The votes have mostly been counted, and it's clear that Joe Biden will be the next president of the United States, after defeating Donald Trump by 306 votes to 232 in the all-important Electoral College, as well as beating the incumbent by more than five million votes in the popular vote.
While Mr Trump has refused to concede and continues to file lawsuits alleging fraud - with little evidence - the rest of the world has moved to welcome Mr Biden to the White House. The president-elect has already spoken to world leaders in Europe and Canada and has received congratulations from China.
Attention is therefore turning to what the Biden administration's foreign policy will look like, and in particular the new president's approach to world trade. Under Mr Trump, the US has taken a significantly harder line in recent years, eschewing multinational deals and leaning heavily on tariffs as its weapon of choice.
But with Biden positioning himself as a return to normality after a turbulent four years, what will this translate to in terms of trade policy?
The next steps for the US-China trade war
While the tone may be less confrontational than under Mr Trump, one thing we shouldn't expect to see is any significant softening of the US' stance on China.
Earlier this year, Mr Biden emphasized that the US still needs to "get tough" with China.

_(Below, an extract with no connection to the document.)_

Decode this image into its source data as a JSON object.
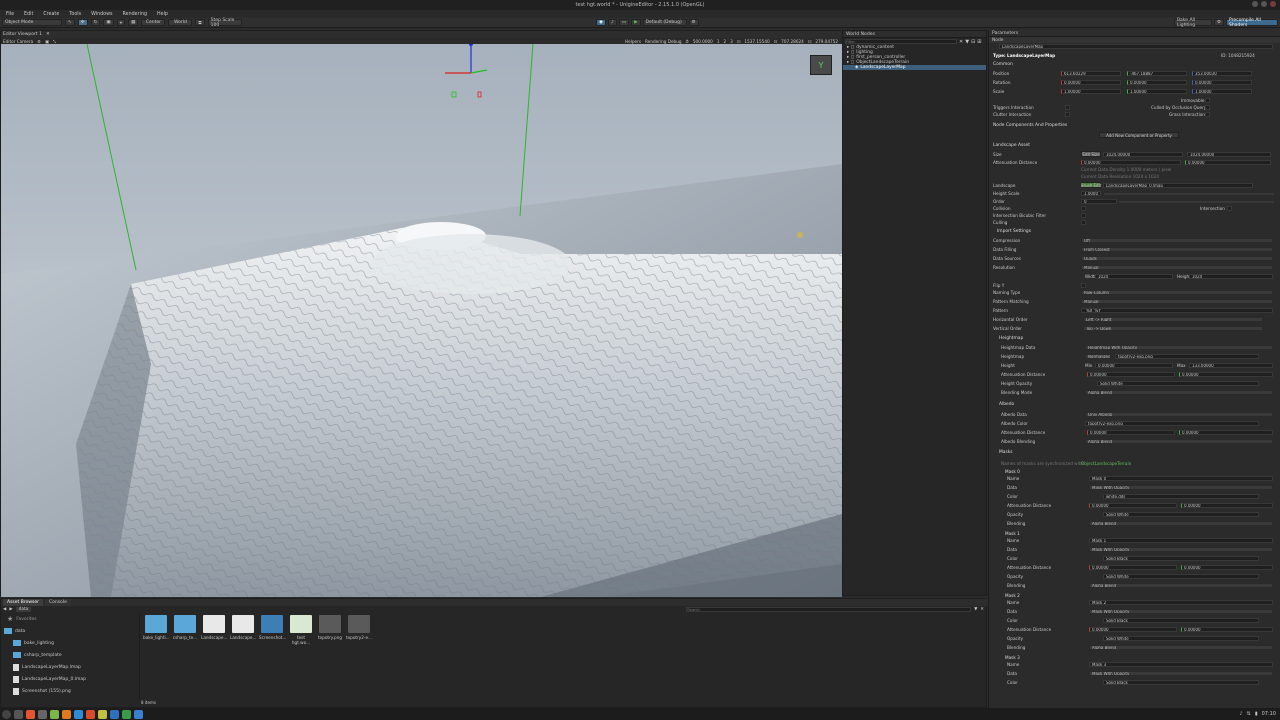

He warned that if the Asian nation is allowed to continue on its present course, it will continue to "keep using subsidies to give its state-owned enterprises an unfair advantage", as well as using stolen US intellectual property to give its companies a leg up.
Commentators have suggested that while we may see a ceasefire in the current trade war, a full peace still remains a way off. Indeed, Mr Biden is set to maintain a 'buy American' policy not so far removed from Mr Trump's 'America first' attitude, but he is much less likely to favor an 'America alone' attitude.
A return to multilateralism?
Where Mr Biden is set to differ significantly from his predecessor may be in how he responds to the threat posed by China. Earlier this year, the president-elect said the most effective way to do this would be to build a "united front" with allies and other partners around the world to act as a counter to China's moves - not only on trade, but also on issues such as human rights.
This may signal a return to the kind of multilateralism promoted by president Barack Obama, which was largely dropped under Mr Trump. While Mr Biden has not yet signalled whether the US would consider reentering the Trans Pacific Partnership pact abandoned by Mr Trump, or signing up for new deals such as the Regional Comprehensive Economic Partnership (RCEP), closer collaboration with other countries is expected in the coming years.
Mr Biden said: "We make up 25 per cent of the world's trading capacity, of the economy of the world. We need to be aligned with the other democracies - another 25 per cent or more - so that we can set the rules of the road."
Resetting relations with Europe
However, it's not just in trans-Pacific trade where the US could change its approach under Mr Biden. The next president is also expected to push for a resetting of relations with the EU following a fractious few years under Trump, which has been characterized by a series of tit-for-tat tariffs.
Analysts have suggested that Mr Biden is unlikely to go ahead with the imposition of new tariffs on imports such as cars, while he may even consider removing tariffs on products such as steel and aluminium imposed by Mr Trump as a way of extending an olive branch to the US' European allies.
However, a shift in priorities could also mean disappointment for the UK, which had been banking on a trade deal with the US to kickstart its post-Brexit trade. While president Trump was said to be eager to get a deal done, Mr Biden is expected to view this as a much lower priority.
Indeed, the Telegraph has reported advancing such a deal will not be among his aims for his first 100 days in office. Mr Biden - who has Irish roots - has also warned a US-UK trade deal would be in jeopardy should the UK government proceed with plans that may undermine the Good Friday Agreement.